## Work to complete
Whenever a line below holds the word "describing", copy that line.

[Given information]

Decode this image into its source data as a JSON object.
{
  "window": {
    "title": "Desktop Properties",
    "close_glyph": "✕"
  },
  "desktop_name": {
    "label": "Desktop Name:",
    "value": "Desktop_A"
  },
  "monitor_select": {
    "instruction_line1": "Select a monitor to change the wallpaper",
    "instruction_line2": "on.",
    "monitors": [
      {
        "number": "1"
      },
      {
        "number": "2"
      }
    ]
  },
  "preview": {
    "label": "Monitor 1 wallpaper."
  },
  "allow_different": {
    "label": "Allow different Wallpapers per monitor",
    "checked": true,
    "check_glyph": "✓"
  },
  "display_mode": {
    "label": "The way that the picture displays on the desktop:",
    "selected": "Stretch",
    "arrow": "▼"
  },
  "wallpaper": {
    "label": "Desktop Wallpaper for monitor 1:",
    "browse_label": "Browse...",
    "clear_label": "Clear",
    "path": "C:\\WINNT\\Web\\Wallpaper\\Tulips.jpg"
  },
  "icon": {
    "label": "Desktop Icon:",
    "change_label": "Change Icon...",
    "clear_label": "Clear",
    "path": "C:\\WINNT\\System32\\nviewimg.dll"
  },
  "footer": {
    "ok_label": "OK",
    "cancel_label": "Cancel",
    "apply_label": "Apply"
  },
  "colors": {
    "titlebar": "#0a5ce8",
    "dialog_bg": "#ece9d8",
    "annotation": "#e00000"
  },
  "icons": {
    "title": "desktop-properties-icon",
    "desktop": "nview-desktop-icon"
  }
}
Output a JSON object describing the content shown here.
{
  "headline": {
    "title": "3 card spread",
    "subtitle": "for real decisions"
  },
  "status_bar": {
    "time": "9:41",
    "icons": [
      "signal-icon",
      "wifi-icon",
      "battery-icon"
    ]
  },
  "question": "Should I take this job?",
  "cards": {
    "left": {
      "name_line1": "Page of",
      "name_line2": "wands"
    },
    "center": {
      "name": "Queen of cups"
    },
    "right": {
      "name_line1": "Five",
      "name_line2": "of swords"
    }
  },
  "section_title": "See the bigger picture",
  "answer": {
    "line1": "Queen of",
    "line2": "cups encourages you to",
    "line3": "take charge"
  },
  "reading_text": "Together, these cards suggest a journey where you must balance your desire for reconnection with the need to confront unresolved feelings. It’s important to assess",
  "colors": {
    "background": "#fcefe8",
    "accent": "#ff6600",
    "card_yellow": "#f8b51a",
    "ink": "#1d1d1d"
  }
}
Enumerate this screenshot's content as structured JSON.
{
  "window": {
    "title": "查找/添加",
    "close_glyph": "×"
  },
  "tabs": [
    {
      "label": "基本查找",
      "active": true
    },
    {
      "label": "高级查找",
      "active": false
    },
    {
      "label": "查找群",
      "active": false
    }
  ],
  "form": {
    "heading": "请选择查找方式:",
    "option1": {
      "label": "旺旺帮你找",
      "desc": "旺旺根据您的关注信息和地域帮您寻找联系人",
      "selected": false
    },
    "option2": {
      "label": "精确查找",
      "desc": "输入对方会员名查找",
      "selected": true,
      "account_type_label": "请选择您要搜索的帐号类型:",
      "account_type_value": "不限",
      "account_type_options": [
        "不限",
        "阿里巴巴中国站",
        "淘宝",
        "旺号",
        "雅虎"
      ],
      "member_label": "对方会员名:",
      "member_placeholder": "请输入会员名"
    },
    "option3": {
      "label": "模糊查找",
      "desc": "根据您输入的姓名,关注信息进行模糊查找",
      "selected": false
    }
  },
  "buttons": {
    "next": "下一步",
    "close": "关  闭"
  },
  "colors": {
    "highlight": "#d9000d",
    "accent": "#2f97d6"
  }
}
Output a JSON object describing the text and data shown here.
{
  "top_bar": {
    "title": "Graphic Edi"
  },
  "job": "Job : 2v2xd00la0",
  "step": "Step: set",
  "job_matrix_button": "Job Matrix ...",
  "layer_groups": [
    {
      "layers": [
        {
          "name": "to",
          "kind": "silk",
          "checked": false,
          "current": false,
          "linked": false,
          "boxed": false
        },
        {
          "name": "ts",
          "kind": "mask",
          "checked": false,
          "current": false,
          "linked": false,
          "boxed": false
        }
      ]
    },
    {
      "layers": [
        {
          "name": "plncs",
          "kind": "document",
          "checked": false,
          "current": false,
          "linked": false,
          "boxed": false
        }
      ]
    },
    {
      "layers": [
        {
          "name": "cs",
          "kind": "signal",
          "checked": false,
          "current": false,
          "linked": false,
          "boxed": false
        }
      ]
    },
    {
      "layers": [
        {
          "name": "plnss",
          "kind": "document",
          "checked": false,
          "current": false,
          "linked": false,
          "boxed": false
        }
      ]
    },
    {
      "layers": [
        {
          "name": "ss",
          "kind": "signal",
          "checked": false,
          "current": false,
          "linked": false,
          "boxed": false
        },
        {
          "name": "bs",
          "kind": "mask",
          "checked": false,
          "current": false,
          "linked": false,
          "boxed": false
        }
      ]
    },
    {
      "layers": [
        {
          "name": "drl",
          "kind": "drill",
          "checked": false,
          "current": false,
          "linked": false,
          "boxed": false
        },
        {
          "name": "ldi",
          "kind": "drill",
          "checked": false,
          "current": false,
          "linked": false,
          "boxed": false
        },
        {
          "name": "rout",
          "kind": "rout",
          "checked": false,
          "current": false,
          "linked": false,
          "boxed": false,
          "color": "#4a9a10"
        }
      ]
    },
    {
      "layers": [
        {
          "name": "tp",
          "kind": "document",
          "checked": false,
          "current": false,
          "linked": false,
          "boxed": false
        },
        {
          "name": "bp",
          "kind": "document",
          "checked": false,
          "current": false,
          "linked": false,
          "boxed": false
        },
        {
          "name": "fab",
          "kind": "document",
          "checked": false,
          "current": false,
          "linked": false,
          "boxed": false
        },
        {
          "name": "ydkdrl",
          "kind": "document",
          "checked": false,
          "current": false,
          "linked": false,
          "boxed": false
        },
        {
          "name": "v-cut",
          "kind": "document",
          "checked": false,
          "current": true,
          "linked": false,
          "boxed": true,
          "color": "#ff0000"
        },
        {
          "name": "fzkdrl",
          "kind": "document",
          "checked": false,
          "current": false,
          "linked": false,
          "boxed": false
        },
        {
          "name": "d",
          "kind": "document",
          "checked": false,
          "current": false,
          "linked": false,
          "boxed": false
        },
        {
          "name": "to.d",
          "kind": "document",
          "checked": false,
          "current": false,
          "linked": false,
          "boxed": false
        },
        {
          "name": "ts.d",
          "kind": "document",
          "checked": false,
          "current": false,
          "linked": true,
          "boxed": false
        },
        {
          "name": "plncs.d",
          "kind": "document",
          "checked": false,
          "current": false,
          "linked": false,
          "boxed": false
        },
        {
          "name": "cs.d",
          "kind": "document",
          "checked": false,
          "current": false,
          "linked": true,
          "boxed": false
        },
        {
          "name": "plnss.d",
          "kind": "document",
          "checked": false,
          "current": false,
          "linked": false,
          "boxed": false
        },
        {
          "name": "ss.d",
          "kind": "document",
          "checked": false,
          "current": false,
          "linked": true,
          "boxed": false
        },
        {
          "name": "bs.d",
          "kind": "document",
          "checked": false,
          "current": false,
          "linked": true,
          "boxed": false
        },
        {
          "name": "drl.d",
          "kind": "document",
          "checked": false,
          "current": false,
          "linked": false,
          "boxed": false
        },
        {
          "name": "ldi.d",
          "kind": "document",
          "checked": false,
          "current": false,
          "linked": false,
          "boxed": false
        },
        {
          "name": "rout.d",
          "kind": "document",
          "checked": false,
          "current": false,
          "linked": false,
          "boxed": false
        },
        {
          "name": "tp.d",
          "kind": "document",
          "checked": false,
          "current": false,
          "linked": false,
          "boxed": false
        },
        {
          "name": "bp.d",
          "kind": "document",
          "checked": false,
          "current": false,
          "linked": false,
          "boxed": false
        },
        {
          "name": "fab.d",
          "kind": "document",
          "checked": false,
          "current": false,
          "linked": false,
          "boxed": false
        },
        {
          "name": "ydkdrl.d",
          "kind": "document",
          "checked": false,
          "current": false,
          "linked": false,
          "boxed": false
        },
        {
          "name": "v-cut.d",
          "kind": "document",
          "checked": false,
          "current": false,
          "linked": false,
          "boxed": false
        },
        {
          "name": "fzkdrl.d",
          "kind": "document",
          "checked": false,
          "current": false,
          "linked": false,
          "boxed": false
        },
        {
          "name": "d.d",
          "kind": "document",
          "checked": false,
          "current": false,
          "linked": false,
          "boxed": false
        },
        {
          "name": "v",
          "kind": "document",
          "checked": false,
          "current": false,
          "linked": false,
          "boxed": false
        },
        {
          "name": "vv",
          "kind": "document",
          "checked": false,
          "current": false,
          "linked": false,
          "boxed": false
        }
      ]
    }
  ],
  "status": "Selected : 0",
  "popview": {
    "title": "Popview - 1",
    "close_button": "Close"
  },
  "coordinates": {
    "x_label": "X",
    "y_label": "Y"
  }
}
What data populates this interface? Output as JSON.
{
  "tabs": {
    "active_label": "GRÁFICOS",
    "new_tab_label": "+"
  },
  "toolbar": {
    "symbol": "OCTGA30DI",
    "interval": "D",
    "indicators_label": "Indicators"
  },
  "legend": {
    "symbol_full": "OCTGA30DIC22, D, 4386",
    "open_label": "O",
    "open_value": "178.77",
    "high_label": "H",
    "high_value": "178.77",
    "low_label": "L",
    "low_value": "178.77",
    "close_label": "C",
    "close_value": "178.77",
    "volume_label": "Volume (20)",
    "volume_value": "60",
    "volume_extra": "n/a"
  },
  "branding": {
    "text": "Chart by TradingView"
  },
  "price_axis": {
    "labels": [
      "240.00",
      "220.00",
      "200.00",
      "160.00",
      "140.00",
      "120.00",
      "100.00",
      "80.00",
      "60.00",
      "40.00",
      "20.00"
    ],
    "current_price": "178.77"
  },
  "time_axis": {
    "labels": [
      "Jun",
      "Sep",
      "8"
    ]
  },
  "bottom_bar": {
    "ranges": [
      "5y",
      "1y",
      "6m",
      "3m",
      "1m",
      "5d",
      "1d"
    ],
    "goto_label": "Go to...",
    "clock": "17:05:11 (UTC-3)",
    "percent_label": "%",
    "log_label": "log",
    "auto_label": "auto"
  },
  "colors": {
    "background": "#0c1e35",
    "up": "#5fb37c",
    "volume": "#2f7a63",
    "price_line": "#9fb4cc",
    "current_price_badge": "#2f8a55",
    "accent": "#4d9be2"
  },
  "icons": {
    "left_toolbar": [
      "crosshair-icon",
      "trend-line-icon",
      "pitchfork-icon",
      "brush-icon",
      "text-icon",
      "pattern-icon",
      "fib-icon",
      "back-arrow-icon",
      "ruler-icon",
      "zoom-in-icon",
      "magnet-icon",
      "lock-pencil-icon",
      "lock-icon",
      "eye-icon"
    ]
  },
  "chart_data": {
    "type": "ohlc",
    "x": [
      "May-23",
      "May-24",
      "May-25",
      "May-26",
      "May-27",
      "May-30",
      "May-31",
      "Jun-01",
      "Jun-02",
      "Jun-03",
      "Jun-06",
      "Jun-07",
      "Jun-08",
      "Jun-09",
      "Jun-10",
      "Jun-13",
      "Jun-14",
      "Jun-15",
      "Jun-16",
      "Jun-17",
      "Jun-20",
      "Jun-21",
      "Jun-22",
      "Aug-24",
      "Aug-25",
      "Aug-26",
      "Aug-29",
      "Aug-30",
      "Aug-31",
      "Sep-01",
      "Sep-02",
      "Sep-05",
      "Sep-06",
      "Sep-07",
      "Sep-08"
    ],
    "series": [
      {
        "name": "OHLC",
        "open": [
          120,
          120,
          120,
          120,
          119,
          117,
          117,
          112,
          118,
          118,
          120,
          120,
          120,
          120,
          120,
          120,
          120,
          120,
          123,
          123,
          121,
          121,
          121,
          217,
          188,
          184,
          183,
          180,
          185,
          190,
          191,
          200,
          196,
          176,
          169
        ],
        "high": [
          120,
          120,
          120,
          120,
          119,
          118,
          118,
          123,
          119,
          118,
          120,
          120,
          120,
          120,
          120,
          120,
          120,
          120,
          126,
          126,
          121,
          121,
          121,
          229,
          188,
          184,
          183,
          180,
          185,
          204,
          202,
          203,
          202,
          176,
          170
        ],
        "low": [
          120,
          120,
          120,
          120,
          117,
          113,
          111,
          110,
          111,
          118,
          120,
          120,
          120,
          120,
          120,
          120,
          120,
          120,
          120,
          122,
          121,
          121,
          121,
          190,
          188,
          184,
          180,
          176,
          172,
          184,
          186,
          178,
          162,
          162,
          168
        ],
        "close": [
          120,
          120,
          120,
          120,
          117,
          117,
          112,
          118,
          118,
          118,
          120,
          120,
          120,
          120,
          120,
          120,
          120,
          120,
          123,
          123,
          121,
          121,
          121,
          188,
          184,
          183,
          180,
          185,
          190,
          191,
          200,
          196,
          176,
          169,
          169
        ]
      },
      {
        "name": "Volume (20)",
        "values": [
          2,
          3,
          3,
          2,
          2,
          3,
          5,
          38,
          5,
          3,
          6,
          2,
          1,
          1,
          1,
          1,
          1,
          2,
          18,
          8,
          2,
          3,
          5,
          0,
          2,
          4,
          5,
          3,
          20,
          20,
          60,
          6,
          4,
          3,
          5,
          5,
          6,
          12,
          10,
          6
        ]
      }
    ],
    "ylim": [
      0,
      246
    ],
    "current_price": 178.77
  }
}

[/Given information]

## Response
Output a JSON object describing the content shown here.
Output a JSON object describing the text and data shown here.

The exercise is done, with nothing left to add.